HOW TO COMPLETE THIS TASK →
Below are some records. How many of their lines contain the string "glyph"? Answer with the number alone.

Page and application data records →
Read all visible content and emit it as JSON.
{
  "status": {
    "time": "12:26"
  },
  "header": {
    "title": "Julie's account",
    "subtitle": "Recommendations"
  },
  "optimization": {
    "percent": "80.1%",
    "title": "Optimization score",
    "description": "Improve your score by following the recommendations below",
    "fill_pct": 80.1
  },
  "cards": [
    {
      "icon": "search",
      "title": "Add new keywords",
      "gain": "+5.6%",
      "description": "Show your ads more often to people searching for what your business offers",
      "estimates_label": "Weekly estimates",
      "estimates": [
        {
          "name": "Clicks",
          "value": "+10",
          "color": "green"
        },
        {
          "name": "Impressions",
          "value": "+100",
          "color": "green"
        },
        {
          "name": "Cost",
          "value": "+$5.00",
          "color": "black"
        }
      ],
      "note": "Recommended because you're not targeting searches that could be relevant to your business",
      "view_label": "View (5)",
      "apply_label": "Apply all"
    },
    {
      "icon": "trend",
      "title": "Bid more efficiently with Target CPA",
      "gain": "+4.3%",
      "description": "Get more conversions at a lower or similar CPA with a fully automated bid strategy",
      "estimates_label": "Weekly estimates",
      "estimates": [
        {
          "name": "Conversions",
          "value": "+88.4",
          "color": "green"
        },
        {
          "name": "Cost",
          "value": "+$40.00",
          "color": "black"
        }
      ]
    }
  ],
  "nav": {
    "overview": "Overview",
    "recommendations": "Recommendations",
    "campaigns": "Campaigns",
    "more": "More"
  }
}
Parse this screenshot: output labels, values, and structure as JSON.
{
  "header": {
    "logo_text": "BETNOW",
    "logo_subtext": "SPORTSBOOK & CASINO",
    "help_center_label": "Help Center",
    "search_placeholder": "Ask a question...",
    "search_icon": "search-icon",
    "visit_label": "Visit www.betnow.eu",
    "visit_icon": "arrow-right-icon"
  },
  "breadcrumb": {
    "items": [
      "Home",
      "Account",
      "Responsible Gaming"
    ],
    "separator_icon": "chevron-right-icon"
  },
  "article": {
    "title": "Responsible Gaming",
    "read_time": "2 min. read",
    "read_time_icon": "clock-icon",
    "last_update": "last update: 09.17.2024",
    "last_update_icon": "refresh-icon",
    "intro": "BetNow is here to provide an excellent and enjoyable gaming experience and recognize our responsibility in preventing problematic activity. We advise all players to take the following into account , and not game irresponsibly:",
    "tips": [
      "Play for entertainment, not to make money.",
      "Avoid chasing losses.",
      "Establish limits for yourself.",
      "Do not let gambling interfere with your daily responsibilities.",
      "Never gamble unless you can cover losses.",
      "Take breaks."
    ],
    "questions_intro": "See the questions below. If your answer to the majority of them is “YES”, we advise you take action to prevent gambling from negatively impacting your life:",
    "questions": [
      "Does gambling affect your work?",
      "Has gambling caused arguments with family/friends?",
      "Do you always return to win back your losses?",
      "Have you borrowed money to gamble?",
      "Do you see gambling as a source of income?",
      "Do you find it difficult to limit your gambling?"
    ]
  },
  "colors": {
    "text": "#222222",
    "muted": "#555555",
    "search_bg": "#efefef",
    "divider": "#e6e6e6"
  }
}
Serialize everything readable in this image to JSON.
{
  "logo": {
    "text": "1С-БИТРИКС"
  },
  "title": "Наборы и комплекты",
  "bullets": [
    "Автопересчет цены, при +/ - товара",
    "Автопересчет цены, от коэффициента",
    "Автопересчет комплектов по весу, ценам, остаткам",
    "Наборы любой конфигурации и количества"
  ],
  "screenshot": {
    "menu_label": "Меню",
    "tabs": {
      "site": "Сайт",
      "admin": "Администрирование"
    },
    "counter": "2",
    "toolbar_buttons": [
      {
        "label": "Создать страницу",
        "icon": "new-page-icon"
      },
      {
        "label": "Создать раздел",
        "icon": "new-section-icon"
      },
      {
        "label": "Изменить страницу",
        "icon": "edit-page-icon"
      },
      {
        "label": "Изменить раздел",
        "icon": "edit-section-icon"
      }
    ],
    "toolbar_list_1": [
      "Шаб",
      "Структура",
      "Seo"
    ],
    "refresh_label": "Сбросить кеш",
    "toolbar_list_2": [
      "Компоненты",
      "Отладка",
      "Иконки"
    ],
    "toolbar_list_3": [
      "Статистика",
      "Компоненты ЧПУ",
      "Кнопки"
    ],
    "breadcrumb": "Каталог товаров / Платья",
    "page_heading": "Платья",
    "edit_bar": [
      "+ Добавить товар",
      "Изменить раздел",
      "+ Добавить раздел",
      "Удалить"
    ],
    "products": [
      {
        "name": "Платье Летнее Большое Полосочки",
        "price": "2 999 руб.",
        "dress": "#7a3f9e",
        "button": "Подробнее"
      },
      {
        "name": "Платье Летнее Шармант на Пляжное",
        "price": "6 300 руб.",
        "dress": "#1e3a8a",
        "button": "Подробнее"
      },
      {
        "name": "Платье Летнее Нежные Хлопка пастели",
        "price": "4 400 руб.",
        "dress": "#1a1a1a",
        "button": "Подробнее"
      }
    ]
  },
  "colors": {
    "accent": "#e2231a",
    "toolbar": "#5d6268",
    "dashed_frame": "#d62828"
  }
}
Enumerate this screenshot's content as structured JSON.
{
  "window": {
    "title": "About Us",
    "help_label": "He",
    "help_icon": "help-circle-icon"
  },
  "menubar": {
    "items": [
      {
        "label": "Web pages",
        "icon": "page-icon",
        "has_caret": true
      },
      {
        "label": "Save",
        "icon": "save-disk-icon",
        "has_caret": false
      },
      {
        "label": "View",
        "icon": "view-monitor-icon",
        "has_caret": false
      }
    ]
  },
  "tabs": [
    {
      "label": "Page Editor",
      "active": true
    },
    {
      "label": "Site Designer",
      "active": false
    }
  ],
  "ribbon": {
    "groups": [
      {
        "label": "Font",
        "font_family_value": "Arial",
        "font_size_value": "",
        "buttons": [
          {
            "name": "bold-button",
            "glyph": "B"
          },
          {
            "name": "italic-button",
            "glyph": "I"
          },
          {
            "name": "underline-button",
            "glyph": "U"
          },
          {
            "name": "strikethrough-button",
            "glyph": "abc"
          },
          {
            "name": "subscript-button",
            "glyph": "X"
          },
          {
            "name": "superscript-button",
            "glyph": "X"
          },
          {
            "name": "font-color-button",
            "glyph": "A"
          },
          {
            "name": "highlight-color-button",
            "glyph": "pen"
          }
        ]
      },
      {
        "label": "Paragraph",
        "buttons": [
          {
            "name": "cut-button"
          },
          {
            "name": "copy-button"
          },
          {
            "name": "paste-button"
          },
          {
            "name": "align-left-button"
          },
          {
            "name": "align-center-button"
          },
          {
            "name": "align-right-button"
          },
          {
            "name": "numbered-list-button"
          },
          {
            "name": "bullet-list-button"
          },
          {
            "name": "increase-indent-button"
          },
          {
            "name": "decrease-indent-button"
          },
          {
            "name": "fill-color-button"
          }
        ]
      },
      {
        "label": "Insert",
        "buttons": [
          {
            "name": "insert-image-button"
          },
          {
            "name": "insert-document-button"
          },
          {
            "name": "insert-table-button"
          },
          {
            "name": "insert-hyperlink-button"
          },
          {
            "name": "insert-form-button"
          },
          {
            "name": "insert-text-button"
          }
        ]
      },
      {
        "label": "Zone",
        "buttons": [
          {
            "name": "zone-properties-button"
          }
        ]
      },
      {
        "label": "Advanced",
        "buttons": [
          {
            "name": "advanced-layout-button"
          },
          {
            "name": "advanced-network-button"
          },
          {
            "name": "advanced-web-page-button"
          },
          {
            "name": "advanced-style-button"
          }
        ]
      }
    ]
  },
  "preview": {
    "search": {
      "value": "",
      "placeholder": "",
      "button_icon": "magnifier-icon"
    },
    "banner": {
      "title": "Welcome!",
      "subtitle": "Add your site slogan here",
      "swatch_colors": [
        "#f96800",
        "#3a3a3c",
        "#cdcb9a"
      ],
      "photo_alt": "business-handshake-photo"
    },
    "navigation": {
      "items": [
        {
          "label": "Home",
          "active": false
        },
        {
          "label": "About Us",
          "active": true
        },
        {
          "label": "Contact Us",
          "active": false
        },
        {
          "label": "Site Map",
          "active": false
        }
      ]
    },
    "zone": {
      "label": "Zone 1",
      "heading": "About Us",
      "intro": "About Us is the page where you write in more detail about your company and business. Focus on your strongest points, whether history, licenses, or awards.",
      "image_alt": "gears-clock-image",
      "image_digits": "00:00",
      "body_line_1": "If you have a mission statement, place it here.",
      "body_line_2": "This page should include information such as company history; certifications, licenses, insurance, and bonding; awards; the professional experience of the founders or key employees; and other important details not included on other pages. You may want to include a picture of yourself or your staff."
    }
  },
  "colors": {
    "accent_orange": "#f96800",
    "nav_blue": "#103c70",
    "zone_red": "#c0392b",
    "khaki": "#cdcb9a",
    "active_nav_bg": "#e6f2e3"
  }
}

WRITTEN SOLUTION →
8